● WHAT THE EXERCISE ASKS:
What you give back should match the listing word for word.

● INFORMATION PROVIDED:
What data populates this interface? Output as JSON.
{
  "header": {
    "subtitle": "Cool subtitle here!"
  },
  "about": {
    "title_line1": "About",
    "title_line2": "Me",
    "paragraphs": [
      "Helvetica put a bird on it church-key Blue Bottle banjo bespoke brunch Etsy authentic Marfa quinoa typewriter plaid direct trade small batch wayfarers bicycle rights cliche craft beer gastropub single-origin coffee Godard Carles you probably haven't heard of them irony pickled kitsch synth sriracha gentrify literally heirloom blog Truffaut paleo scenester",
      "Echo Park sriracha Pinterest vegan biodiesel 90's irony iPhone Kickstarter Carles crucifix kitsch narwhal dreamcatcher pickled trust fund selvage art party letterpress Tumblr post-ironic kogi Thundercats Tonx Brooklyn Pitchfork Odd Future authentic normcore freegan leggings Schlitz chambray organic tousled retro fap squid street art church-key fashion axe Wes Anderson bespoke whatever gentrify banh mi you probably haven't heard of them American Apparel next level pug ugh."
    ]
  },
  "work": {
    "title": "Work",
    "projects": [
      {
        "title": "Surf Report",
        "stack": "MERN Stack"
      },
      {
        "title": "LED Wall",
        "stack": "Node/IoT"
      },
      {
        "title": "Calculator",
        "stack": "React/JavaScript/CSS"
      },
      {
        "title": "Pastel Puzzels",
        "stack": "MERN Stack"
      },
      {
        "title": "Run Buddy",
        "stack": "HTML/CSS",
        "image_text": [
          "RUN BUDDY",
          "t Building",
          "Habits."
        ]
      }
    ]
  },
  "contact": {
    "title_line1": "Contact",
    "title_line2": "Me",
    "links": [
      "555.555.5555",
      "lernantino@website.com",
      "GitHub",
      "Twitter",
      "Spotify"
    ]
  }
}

● WRITTEN ANSWER:
What data populates this interface? Output as JSON.
{
  "header": {
    "subtitle": "Cool subtitle here!"
  },
  "about": {
    "title_line1": "About",
    "title_line2": "Me",
    "paragraphs": [
      "Helvetica put a bird on it church-key Blue Bottle banjo bespoke brunch Etsy authentic Marfa quinoa typewriter plaid direct trade small batch wayfarers bicycle rights cliche craft beer gastropub single-origin coffee Godard Carles you probably haven't heard of them irony pickled kitsch synth sriracha gentrify literally heirloom blog Truffaut paleo scenester",
      "Echo Park sriracha Pinterest vegan biodiesel 90's irony iPhone Kickstarter Carles crucifix kitsch narwhal dreamcatcher pickled trust fund selvage art party letterpress Tumblr post-ironic kogi Thundercats Tonx Brooklyn Pitchfork Odd Future authentic normcore freegan leggings Schlitz chambray organic tousled retro fap squid street art church-key fashion axe Wes Anderson bespoke whatever gentrify banh mi you probably haven't heard of them American Apparel next level pug ugh."
    ]
  },
  "work": {
    "title": "Work",
    "projects": [
      {
        "title": "Surf Report",
        "stack": "MERN Stack"
      },
      {
        "title": "LED Wall",
        "stack": "Node/IoT"
      },
      {
        "title": "Calculator",
        "stack": "React/JavaScript/CSS"
      },
      {
        "title": "Pastel Puzzels",
        "stack": "MERN Stack"
      },
      {
        "title": "Run Buddy",
        "stack": "HTML/CSS",
        "image_text": [
          "RUN BUDDY",
          "t Building",
          "Habits."
        ]
      }
    ]
  },
  "contact": {
    "title_line1": "Contact",
    "title_line2": "Me",
    "links": [
      "555.555.5555",
      "lernantino@website.com",
      "GitHub",
      "Twitter",
      "Spotify"
    ]
  }
}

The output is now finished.